The Onion's AV Club reported yesterday that there is something called a Seinfeld Campus Tour, "a 26-city, 10,000 mile cross-country road trip in a 60-foot long Seinfeld branded, bio-diesel fueled bus designed to integrate the show directly into the digital, on-the-move, multi-tasking lifestyle of college students and members of the 70 million plus millennial demographic." (Stop: Too many buzzwords.)
Question from the stocky, slow-witted bald guy (but not short!), who's apparently passing to the other side of the generation gap: You mean when someone of a certain age says "not that there's anything wrong with that," in the presence of someone 18-24 and they just smiled and nodded, it was a pity smile? They were just humouring the geezer for being trapped in a time warp?

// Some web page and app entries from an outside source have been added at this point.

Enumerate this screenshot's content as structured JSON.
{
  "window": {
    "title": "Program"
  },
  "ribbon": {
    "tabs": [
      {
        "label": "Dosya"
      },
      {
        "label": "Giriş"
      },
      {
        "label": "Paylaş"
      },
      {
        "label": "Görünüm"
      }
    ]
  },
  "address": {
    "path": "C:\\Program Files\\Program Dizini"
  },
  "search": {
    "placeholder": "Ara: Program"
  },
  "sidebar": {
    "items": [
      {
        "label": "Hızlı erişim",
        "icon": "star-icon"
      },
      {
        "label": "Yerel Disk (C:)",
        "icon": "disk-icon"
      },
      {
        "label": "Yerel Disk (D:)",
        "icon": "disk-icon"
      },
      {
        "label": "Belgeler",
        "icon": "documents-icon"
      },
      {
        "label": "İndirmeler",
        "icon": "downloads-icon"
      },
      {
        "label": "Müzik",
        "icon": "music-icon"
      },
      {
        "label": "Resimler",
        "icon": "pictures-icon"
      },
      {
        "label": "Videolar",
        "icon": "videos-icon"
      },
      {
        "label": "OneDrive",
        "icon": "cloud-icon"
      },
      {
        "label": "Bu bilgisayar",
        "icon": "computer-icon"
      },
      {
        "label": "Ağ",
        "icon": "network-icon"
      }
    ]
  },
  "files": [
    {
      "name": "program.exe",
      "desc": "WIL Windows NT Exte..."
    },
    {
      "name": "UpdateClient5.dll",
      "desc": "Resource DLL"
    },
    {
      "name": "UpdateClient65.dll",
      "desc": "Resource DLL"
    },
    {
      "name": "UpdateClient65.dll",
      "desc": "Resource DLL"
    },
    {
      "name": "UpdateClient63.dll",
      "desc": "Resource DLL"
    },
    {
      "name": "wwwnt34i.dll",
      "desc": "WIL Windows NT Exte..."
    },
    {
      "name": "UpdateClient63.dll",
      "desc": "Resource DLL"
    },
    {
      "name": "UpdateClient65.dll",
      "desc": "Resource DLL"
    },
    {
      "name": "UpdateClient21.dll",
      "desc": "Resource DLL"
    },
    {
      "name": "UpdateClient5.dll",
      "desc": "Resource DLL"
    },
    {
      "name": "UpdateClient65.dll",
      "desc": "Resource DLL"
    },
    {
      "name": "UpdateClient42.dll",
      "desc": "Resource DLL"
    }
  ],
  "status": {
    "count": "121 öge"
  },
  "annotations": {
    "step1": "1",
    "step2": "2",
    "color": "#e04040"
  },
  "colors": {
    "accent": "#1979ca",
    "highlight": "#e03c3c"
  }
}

(At the same time, there's no language barrier with the young youth today who were barely out of kindergarten during The Simpsons' peak years. Seinfeld was about nothing, but it tapped into something that was very peculiar to its era.)
This is not so unsettling. It's good to know that biggest challenge on college campus in the most powerful country in the free world, the one next door to Canada, aren't the thousand students who need remedial reading courses when they arrive in university. Many struggle with comprehension since their entire school career has been solely based on being able to pass a standardized test (which was such a good idea that, of course, it was implemented in Ontario and helped put in on the fast track to being a have-not province). It's not having to deal with students from areas of the United States where so many people don't believe in science, to the point that laws actually had to be passed requiring evolution be taught in classrooms.
No, it's that undergrads don't know about Junior Mints or where the notion of being "(blank)-worthy" got started.
That's a shame.